In Spain, women suffering from severe menstrual pain could have up to three days off per month. This is foreseen by a reform wanted by the Madrid government which should be approved next week and which would make Spain the first in Europe to grant such a right, which currently exists, in a similar way, in several countries in Asia including Japan. South Korea and Taiwan. “It is important to clarify what a painful period is, we are not talking about a slight discomfort, but about serious symptoms such as diarrhea, severe headaches, fever”, the Secretary of State for Equality and Struggle told El Periodico. to gender-based violence, Ángela Rodríguez.
The intervention is part of a larger package that also includes other measures to improve menstrual health, including requiring schools to provide health products to girls who need them.

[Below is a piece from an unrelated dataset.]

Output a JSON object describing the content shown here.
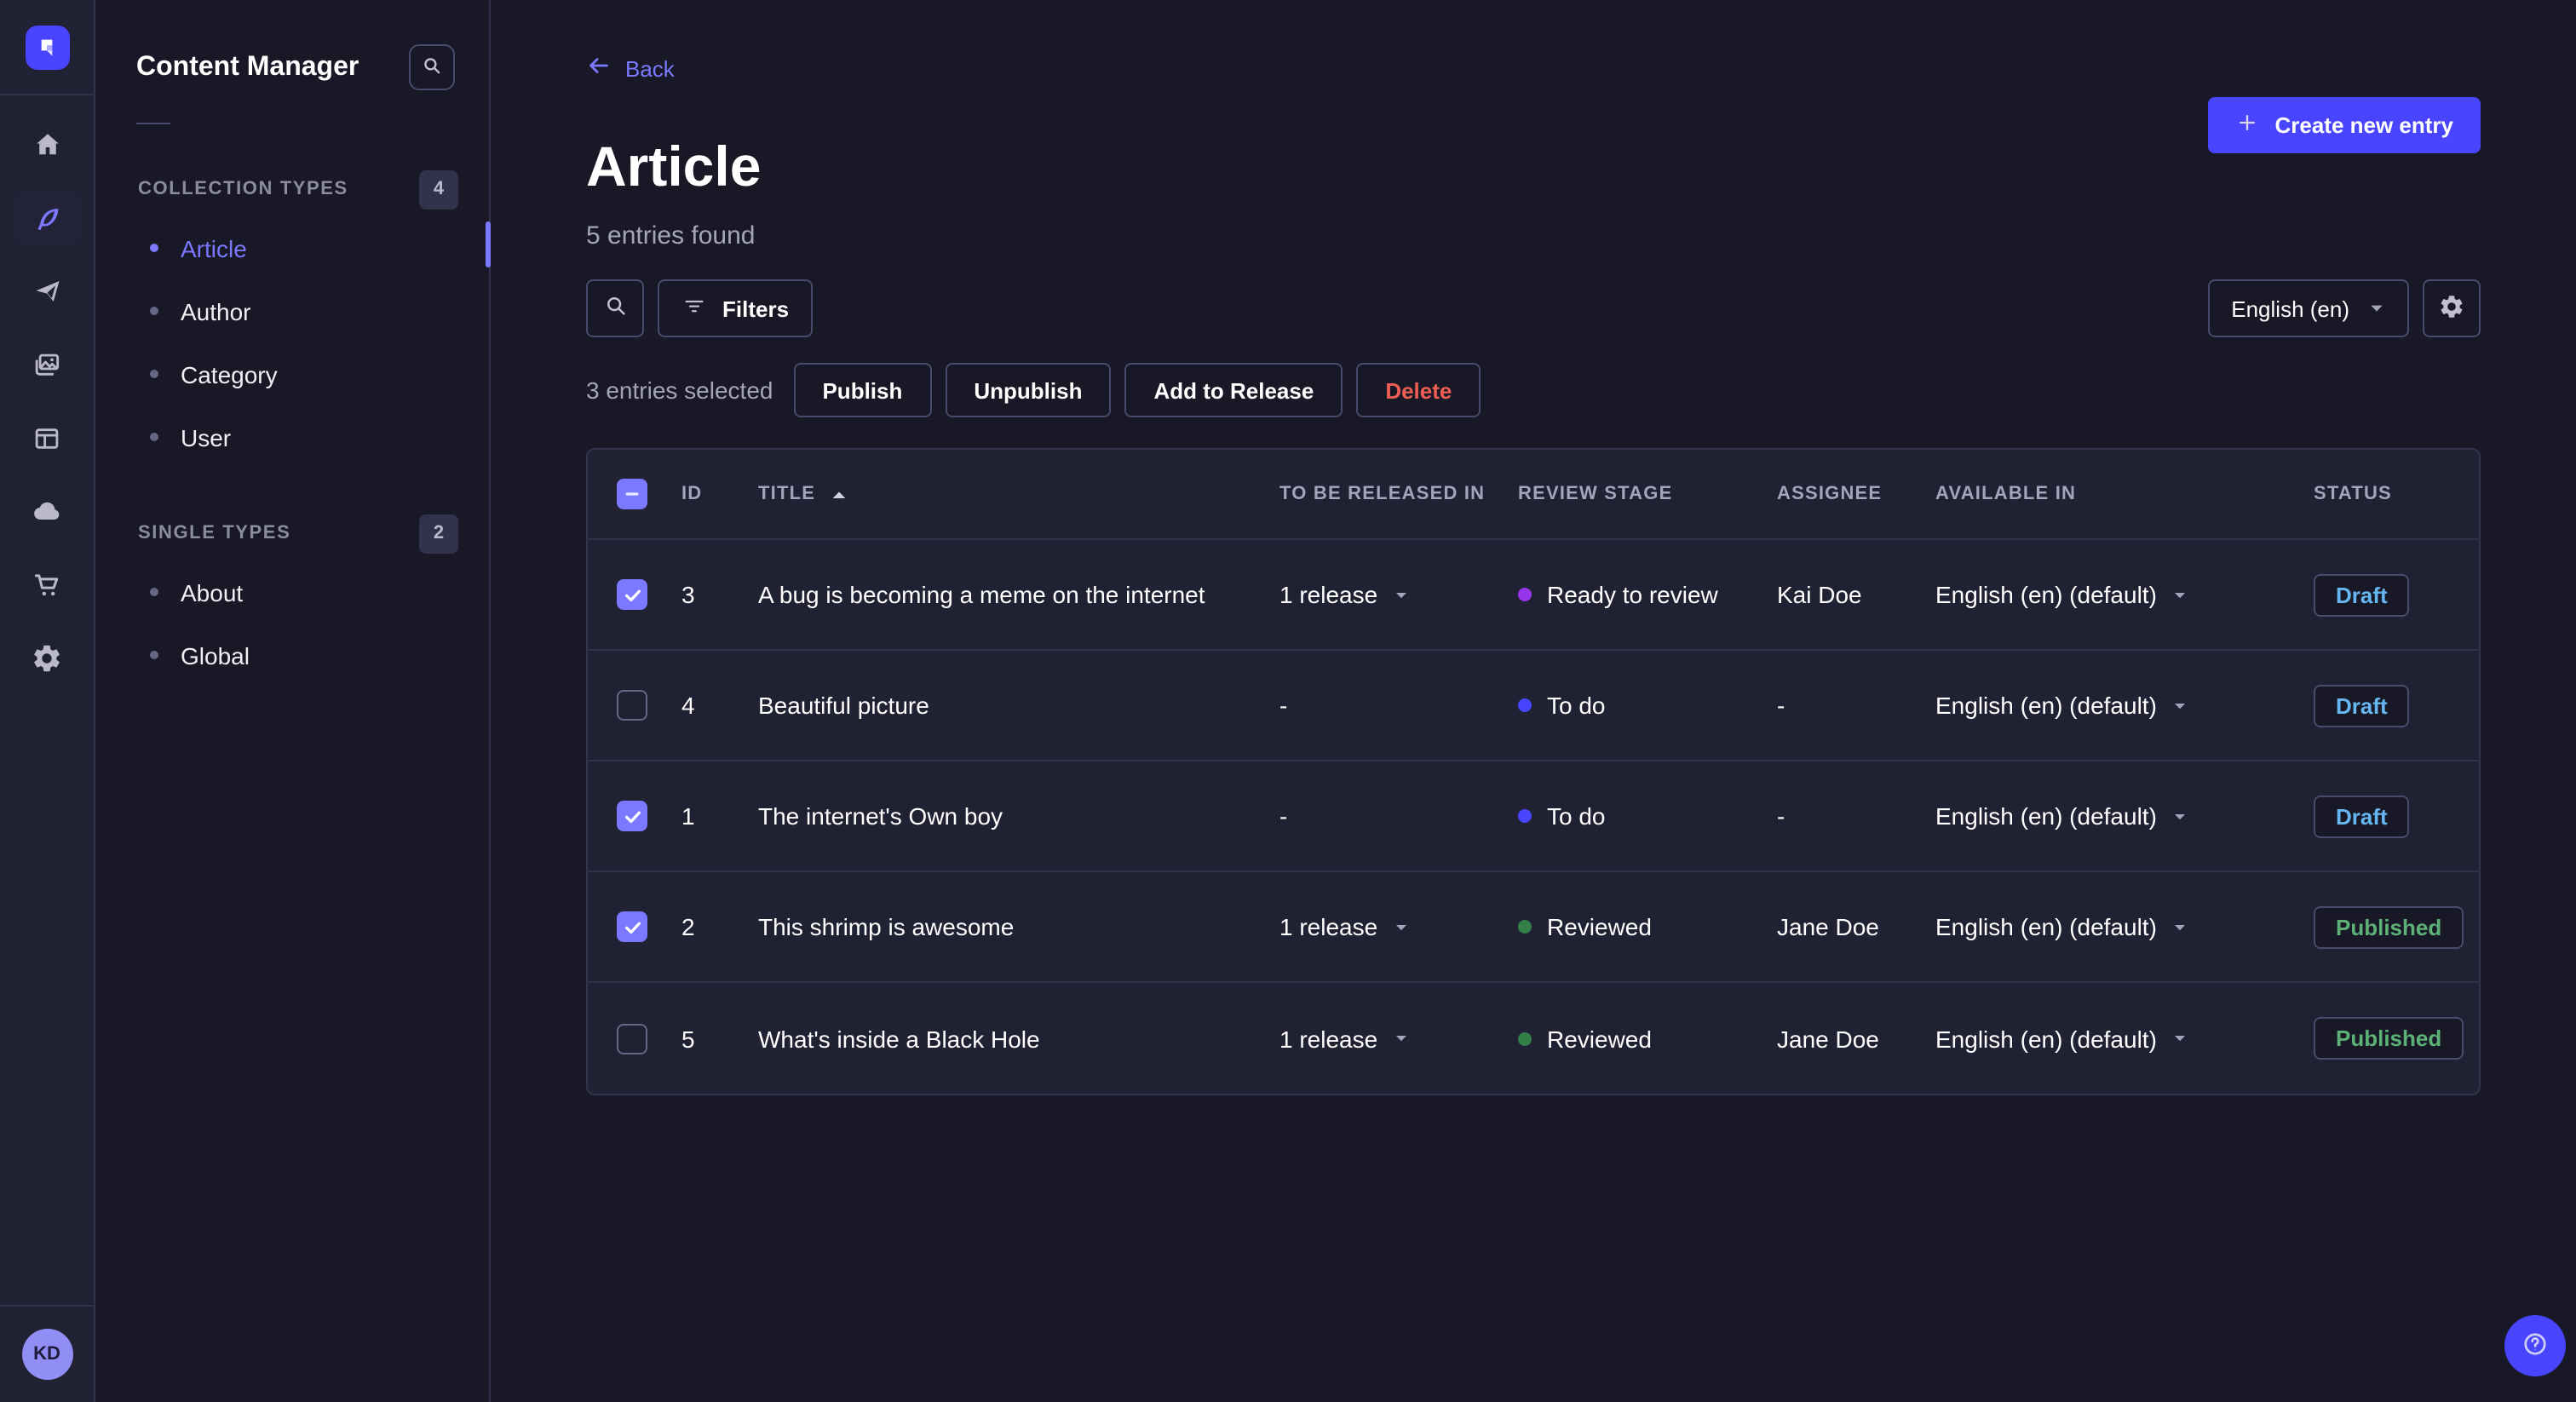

As is already the case in other countries such as Scotland, the government has also decided that sanitary pads will be provided free of charge to women in financial difficulties and the VAT on their sale in supermarkets will be eliminated.
“Menstrual health rights have never been discussed and the data is chilling,” said Rodríguez, noting that “one in four women cannot choose the feminine hygiene products they want to buy for economic reasons.” Some studies estimate that 60% to 90% of young women in the world suffer from dysmenorrhea, severe menstrual pain, and in Spain, about 75% of women would suffer from it, although exact figures are difficult to verify, according to the International Journal of Environmental Research and Public Health.